Much has been said about the rootlessness of our two Presidential aspirants, but both men have spent their political lifetimes representing real places and specific constituencies. Newgeography.com has already looked into the realities shaping Senator Barack Obama’s adopted hometown of Chicago. Now we turn to the city that has most shaped Senator John McCain’s career: Phoenix.
In many ways, Phoenix today is what Chicago was in its earlier days: a rambunctious entrepreneurial town subject to sometimes wild swings in its real estate market. This has led some outsiders to predict that the city --- known for its sprawling development --- is now destined for a long-term decline, a notion that economist Elliot Pollack heartily rejects in his article for us.
The current decline scenarios for Phoenix echo the “death of suburbia” mantra so eagerly adopted by much of the media and academia since the mortgage crisis and the steep rise in gas prices. A particularly wistful thought in the Great Lakes Region --- Obama’s putative home base --- is that lack of water will force wayward Midwesterns out of places like Phoenix and back up North where they belong.
This is nothing new. Phoenix, as Pollack notes, has been down before, as recently as the early 1990s --- and to quote the old Rodney Dangerfield line doesn’t “get much respect.” Indeed the entire Phoenician ethos has something to do with poking the folks back east (and sometimes us mild weather weenies here in California) in the eye. There’s a maverick, “you can knock me down but never knock me out,” quality that Senator McCain would no doubt relate to but this sentiment is more epitomized by the city’s greatest political figure, the late Senator Barry Goldwater.
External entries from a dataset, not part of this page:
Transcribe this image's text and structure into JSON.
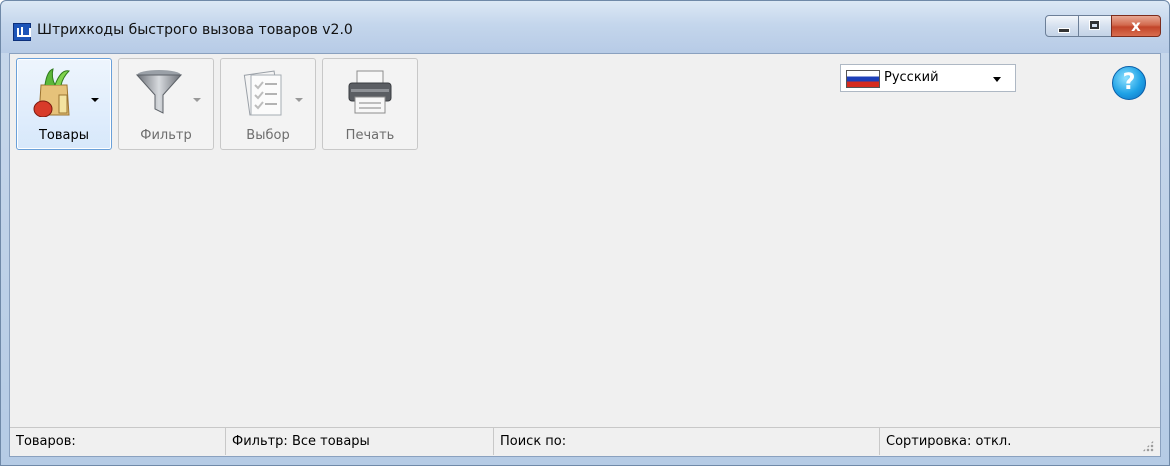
{
  "window": {
    "title": "Штрихкоды быстрого вызова товаров v2.0",
    "close_glyph": "x"
  },
  "toolbar": {
    "buttons": [
      {
        "label": "Товары",
        "icon": "groceries-bag-icon",
        "has_dropdown": true,
        "enabled": true,
        "active": true
      },
      {
        "label": "Фильтр",
        "icon": "funnel-filter-icon",
        "has_dropdown": true,
        "enabled": false,
        "active": false
      },
      {
        "label": "Выбор",
        "icon": "checklist-clipboard-icon",
        "has_dropdown": true,
        "enabled": false,
        "active": false
      },
      {
        "label": "Печать",
        "icon": "printer-icon",
        "has_dropdown": false,
        "enabled": false,
        "active": false
      }
    ]
  },
  "language": {
    "selected": "Русский",
    "flag": "russia-flag-icon"
  },
  "help": {
    "glyph": "?"
  },
  "statusbar": {
    "items_label": "Товаров:",
    "filter_label": "Фильтр: Все товары",
    "search_label": "Поиск по:",
    "sort_label": "Сортировка: откл."
  },
  "colors": {
    "accent_active_border": "#6aa0d9",
    "client_background": "#f0f0f0",
    "close_button": "#c2452a"
  }
}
To many easterners, Phoenix has never been considered a respectable place to build a city. Arizona, to U.S. Senator Benjamin Wade, was “just like hell, all it lacks is water and good society.” Phoenix’s city fathers included “Jack” Swilling, an often inebriated Confederate Army deserter -turned -promoter, and a sturdy group of Mormon farmers, who shared Swilling’s outsider status, if not his taste for alcohol.
Like Los Angeles, in Phoenix the Second World War accelerated the development of new technology and business service firms. Initially, the desire to base more production further from potentially vulnerable sites on the coasts brought several thousand skilled engineers and scientists to the area. However, later, the city itself --- its low-density lifestyle, its brilliant sunshine, its lack of social constraints --- brought waves of high-technology firms to the region.
By the turn of the century, the city not only ranked among America's fastest growing cities, but also as one of the most attractive to burgeoning high technology and business service firms. In its development pattern, Phoenix essentially followed the model of Los Angeles, but without the beaches, Hollywood or Caltech.
Like its Californian counterpart, Phoenix epitomized all the clichés of plasticity and impermanence associated with the new American city. In addition, like Los Angeles before it, Phoenix gathered in ambitious newcomers seeking a better life. In the 2000 census, almost a third of residents had arrived only five years or less before.
Local entrepreneur Deb Weidenhamer, who came to the Valley of the Sun in 1970 and opened an auction business, says the rapid growth and basic openness to newcomers has created unprecedented opportunities for her. “We came with nothing,” she recalls.” We came here because it had wealth that was increasing. You can find opportunities. People come here for a new start and come with ambitions. Longevity here does not matter here. You can be here ten years and it’s like you’re an old fogy – in the east coast you’d be like a newcomer.”
Virtually all of Weidenhamer’s employees, she notes, also come from outside the region. They create what she calls a “multiplier” effect, with each person bringing new ideas and new energies. “In San Francisco or New York you would have to compete with entrenched companies. Here you can always market the new people,” she suggested at her crowded warehouse. “There’s always a new zip code to service.”
Much less impressed, however, have been many leading urban thinkers, including many local dignitaries. Its sprawling array of separate districts and its relatively weak downtown has led some critics, like the prominent new urbanist Andres Duany, to conclude that Phoenix is a place where “civic life has ceased to exist.” Duany, like Ralph Waldo Emerson a century earlier, hailed Boston as an example of a superior kind of community.
Yet for America’s urban future, it is likely that Phoenix, not Boston, or even Chicago, represents the predominant form of the multi-polar flexible metropolis. Like many older metropolis, Chicago and Boston have been either losing residents --- particularly middle class families --- or growing slowly over the last decade. At the same time, virtually all the fastest growing cities have been places like Phoenix - chock-full of kids and thirty-somethings. That tells you something. As Pollack puts it, “People vote with their feet.”